I’ve been working my way through a bout of anxiety that is most certainly stealing my joy, not to mention my ability to be present with anything going on in front of me. It has made it difficult to think for even a second about the season of Advent that is upon us. I’ve wanted some sort of “spot-treatment” medication to get me through this blip. I’ve been a little miffed at God for not removing this physical experience from my body when I request it.

It wasn’t Exodus, the second book in the Old Testament, that I expected would be the thing to lift my spirits today. It’s never been the book I have heard referenced as a trusted option when “looking for a word of encouragement.” It chronicles horrific plagues in the land of Egypt, frustrated Israelites enslaved in captivity, and one very stubborn and power-hungry Pharaoh who is refusing to release them. The story it tells really hasn’t been very much of an upper so far.  

I was caught off guard this morning when I picked up my Bible to complete this week’s assigned reading Exodus chapter 13. Verse 17 reads, “When Pharaoh let the people go, God did not lead them on the road through the Philistine country, though that was shorter. For God said, ‘If they face war, they might change their minds and return to Egypt.”

It’s the last part of that first sentence that got to me, “…God did not lead them on the road through the Philistine country, though that was shorter.”

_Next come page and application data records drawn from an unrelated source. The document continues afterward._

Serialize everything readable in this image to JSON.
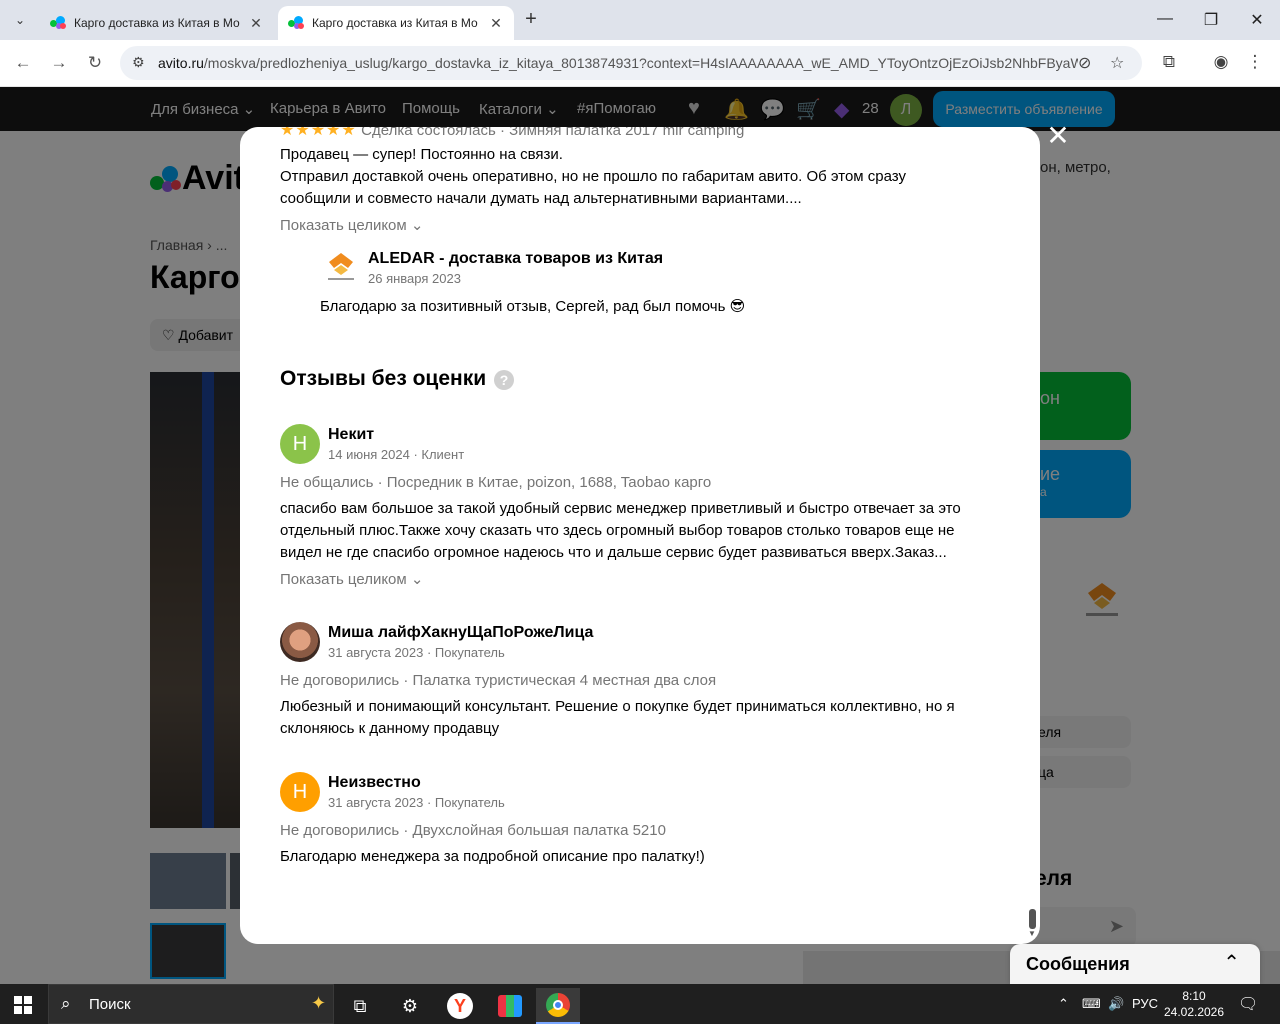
{
  "browser": {
    "tabs": [
      {
        "title": "Карго доставка из Китая в Мо",
        "active": false
      },
      {
        "title": "Карго доставка из Китая в Мо",
        "active": true
      }
    ],
    "url_domain": "avito.ru",
    "url_path": "/moskva/predlozheniya_uslug/kargo_dostavka_iz_kitaya_8013874931?context=H4sIAAAAAAAA_wE_AMD_YToyOntzOjEzOiJsb2NhbFByaW..."
  },
  "site_nav": {
    "items": [
      "Для бизнеса ⌄",
      "Карьера в Авито",
      "Помощь",
      "Каталоги ⌄",
      "#яПомогаю"
    ],
    "count": "28",
    "avatar_letter": "Л",
    "post_button": "Разместить объявление"
  },
  "background": {
    "logo_text": "Avito",
    "search_hint": "он, метро,",
    "breadcrumb": "Главная › ...",
    "title_fragment": "Карго",
    "fav_button": "Добавит",
    "green_button": "он",
    "blue_button": "ие",
    "blue_button_sub": "а",
    "pill_1": "еля",
    "pill_2": "ца",
    "side_title": "еля"
  },
  "modal": {
    "top_review": {
      "meta": "Сделка состоялась · Зимняя палатка 2017 mir camping",
      "text_line1": "Продавец — супер! Постоянно на связи.",
      "text_line2": "Отправил доставкой очень оперативно, но не прошло по габаритам авито. Об этом сразу",
      "text_line3": "сообщили и совместо начали думать над альтернативными вариантами....",
      "show_more": "Показать целиком ⌄"
    },
    "seller_reply": {
      "name": "ALEDAR - доставка товаров из Китая",
      "date": "26 января 2023",
      "text": "Благодарю за позитивный отзыв, Сергей, рад был помочь 😎"
    },
    "section_title": "Отзывы без оценки",
    "reviews": [
      {
        "initial": "Н",
        "name": "Некит",
        "meta": "14 июня 2024 · Клиент",
        "deal": "Не общались · Посредник в Китае, poizon, 1688, Taobao карго",
        "line1": "спасибо вам большое за такой удобный сервис менеджер приветливый и быстро отвечает за это",
        "line2": "отдельный плюс.Также хочу сказать что здесь огромный выбор товаров столько товаров еще не",
        "line3": "видел не где спасибо огромное надеюсь что и дальше сервис будет развиваться вверх.Заказ...",
        "show_more": "Показать целиком ⌄"
      },
      {
        "initial": "",
        "name": "Миша лайфХакнуЩаПоРожеЛица",
        "meta": "31 августа 2023 · Покупатель",
        "deal": "Не договорились · Палатка туристическая 4 местная два слоя",
        "line1": "Любезный и понимающий консультант. Решение о покупке будет приниматься коллективно, но я",
        "line2": "склоняюсь к данному продавцу"
      },
      {
        "initial": "Н",
        "name": "Неизвестно",
        "meta": "31 августа 2023 · Покупатель",
        "deal": "Не договорились · Двухслойная большая палатка 5210",
        "line1": "Благодарю менеджера за подробной описание про палатку!)"
      }
    ]
  },
  "messages_widget": {
    "label": "Сообщения"
  },
  "taskbar": {
    "search_text": "Поиск",
    "lang": "РУС",
    "time": "8:10",
    "date": "24.02.2026"
  },
  "colors": {
    "avito_blue": "#00aaff",
    "avito_green": "#04c139",
    "avatar_green": "#8bc34a",
    "avatar_orange": "#ff9f00",
    "star": "#ffb021"
  }
}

Though that was shorter.

These words could have easily been left out of the text or deemed an extra detail. But the significance their presence brings to the story is so important. It’s a blatant statement that there was a shorter route out there for God’s people to follow. But it wasn’t the one God chose. I am a lover of efficiency, so this hit me hard this morning.

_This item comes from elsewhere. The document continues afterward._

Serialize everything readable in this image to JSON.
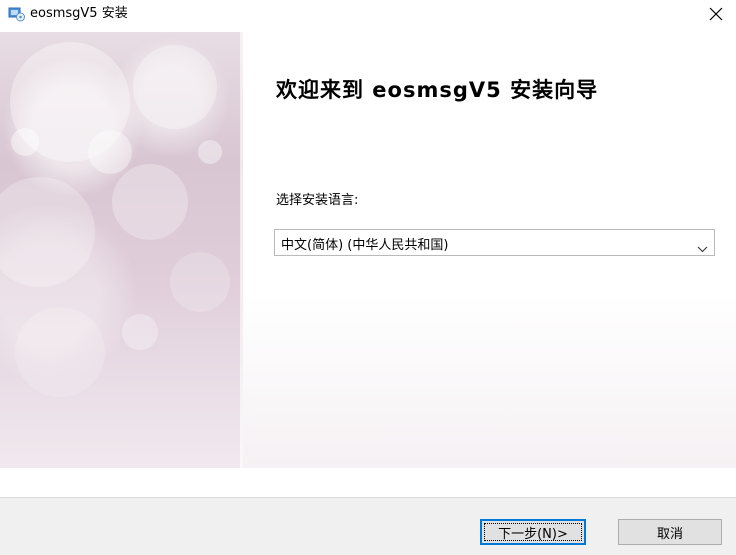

At first, it felt a little harsh. Some might argue feels perhaps even mean, reading how God had his people take the long way home. I was a bit annoyed myself, until I read the sentence that follows in the last part of the verse. I’m not a biblical scholar, but it becomes clear that the motivation for this indirect route was inspired by deep love and tenderness. God knew that if His people faced war, “…they might change their minds and return to Egypt.” The way by the desert road, though longer in distance, will spare them their freedom. Were they to find themselves in the midst of yet another battle with their former captors, they might to tempted to just give in. So, God, in His mercy, takes them a different way, This “long way home” is for their protection and betterment.

“…God did not lead them on the road through the Philistine country, though that was shorter.

I think about all the places in my life where I long for efficiency. There are so many hurts that could have been spared, had I been taken on the more direct route. Certainly, I would be less tired if I was on a shorter path. In a world devastated by heartache, it’s easy to be tempted by the ease of the short cut or the appeal of a quick fix.

As I ponder specific instances in my life, I recognize how much richness and depth would have been lost had I taken on the more direct route that I desired. The people I would have missed. All the sites not seen. The mountain peaks and the deep valleys. The rivers I would have never had to forge and conquer. There can be a treasured richness to the lengthy journey, even if it takes more time.  

Whether it’s anxiety we want to get through faster, or some other form of personal health issue that we want to be done with. Whether it’s COVID we want to end. Or increased intimacy we desire in our marriage. Whether it’s clarity of purpose or calling we are looking for. There could be a shorter way. But efficiency often comes with a cost. The challenge I’m bumping up against today is do we trust God enough to lead us through the process? Even if we must take the long way?

Can we rest in the knowing that His path for us, full of unexpected and sometimes arduous curves and bends, is rooted in deep tenderness and great love? Sometimes, in that love, we might find ourselves doing the hard work and sitting in messy places for longer than we would prefer. We don’t need a shorter path. We need to grow our trust.